, , , , , , , , , ,

beguineOne of the more familiar and inspirational texts from the Acts of the Apostles, the book that tells of the growth of Christianity after the Resurrection of Christ, is today’s first reading. We hear that the community of believers was of one heart and one mind and no one claimed any of his possessions as his own, but they held everything in common. With great power the apostles bore witness to the resurrection of the Lord Jesus and great favor was accorded them all. There was no needy person among them…(Acts 2:32-37)

Last evening my colleague, Barbara Kane, gave our “Mystic of the Month” presentation at the Sophia Center. I learned that Mechthild of Magdeburg, a visionary of the 13th century, was part of a movement called the Beguines in Europe, women who lived in community with the purpose of caring for the poor. They did not take religious vows and were not bound together by anything but their love of God and their passion for the works of charity. I was quite surprised when Barbara stated that the last of the Beguines was reported to have died in 2014. I always thought that this movement was only active in medieval times.

In our day there are persons the world over who, driven by their desire to follow the example and teachings of Christ, pour themselves out in love every day. Whether in structured religious communities, loose associations of disciples or groups of friends, motivation seems the same as it was in the first century when the message of Christ was fresh in minds and hearts.
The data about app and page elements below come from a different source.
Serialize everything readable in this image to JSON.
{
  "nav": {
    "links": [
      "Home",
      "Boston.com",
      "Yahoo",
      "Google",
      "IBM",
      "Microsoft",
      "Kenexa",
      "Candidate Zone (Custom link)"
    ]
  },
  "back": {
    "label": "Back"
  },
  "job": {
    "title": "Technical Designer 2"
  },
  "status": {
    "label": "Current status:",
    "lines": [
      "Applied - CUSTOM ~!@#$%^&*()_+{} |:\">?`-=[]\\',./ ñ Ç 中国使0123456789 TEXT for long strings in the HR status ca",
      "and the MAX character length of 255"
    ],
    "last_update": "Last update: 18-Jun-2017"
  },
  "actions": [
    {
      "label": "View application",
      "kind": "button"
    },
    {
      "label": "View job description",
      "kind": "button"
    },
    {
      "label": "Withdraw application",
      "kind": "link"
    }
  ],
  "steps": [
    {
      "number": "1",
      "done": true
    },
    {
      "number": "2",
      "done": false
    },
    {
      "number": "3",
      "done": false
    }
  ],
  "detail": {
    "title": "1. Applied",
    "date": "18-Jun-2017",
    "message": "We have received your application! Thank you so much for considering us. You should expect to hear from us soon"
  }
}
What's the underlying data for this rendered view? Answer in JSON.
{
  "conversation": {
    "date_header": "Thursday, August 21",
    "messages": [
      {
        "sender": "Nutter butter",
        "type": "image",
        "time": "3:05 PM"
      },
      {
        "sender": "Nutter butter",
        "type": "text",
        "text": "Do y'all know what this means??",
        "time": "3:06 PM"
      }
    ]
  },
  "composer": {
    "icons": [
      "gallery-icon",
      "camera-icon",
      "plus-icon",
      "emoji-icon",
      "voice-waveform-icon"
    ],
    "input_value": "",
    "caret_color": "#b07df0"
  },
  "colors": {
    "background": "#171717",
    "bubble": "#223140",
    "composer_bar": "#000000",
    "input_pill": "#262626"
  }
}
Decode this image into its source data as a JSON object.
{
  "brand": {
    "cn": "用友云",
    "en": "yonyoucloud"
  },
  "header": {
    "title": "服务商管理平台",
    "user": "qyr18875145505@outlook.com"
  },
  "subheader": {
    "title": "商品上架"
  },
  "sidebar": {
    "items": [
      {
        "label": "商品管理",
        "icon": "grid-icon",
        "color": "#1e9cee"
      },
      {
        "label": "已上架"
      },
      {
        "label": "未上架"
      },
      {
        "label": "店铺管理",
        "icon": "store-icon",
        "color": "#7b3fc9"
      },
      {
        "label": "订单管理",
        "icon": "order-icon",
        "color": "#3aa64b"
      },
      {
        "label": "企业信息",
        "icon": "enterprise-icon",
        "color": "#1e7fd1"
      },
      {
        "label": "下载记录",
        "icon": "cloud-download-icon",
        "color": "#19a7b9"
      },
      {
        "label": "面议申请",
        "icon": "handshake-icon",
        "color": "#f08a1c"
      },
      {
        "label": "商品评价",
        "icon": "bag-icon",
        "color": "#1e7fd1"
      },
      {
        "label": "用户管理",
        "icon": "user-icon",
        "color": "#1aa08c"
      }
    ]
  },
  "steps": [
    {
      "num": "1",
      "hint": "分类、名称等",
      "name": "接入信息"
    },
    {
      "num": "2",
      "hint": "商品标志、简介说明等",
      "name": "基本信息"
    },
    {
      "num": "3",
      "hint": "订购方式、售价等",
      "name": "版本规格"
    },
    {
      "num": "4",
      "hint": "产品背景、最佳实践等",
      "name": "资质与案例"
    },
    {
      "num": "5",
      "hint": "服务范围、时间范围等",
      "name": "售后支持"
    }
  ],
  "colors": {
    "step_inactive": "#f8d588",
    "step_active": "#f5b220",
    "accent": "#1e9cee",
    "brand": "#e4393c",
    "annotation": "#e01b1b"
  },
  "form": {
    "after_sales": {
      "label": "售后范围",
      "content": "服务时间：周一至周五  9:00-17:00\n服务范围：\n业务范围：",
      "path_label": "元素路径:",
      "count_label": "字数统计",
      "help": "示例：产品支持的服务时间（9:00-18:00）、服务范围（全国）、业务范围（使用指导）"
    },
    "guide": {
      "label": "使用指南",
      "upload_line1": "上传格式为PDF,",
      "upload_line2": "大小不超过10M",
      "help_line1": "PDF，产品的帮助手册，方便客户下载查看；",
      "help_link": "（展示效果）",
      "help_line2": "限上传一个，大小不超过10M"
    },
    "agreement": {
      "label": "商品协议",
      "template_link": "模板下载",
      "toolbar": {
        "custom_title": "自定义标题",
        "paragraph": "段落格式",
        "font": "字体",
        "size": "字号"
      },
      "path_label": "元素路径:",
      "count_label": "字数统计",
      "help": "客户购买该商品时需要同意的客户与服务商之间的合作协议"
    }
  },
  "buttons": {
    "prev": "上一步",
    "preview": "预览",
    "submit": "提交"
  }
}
Whether our contribution to the “building up of the body of Christ” is physical or spiritual, the call is clear to greater unity until the goal of communion is reached so that there is again no needy person among us.